Since many parents wish to protect their children from subjects like war and death as long as possible I decided to rate this book for teens and up. I have tried to write an appealing story for all ages to enjoy but I think it is up to each reader, no matter what their age might be, to decide for themselves about whether it reaches out to them or not.
Q: Did you write THE BLUE UNICORN’S JOURNEY TO OSM strictly to entertain? Or did you intend, as one reviewer says, to write a book “with deeper meanings and themes?”
Sybrina Durant: I have always been interested in the “science of things”. I wanted to bring as much of that into the story as I could to make it a learning experience which was both magical and entertaining at the same time. The further I got into writing the story, it began revealing things to me that I had not anticipated. That long outline I mentioned earlier was thrown out the window. I never really referred back to the summary, either. I redrew a lot of the map and instead of having only one journey line, there are now two. Some characters who were barely even there before became major players. They wanted their stories to become prominent and so they are now. I am very glad that readers have found deeper meanings in the book than they thought they might find when they began reading the story. I guess if the book has a main theme, it is “You can’t judge a book by its cover. You must open it to find what’s within.” That is true for every person, place or thing we come across in our lives. If you give a little of your time and consideration, you will almost always find some reward.

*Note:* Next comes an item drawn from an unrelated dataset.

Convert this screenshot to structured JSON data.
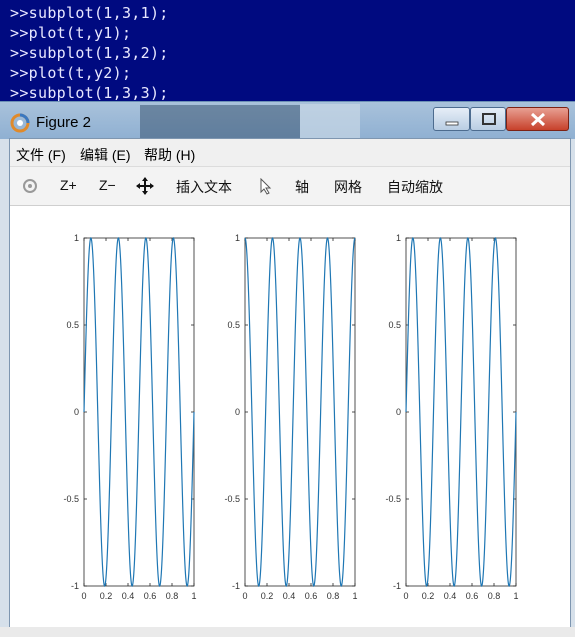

Visit Strand’s Simply Tips to read the rest of the interview and an excerpt from the book.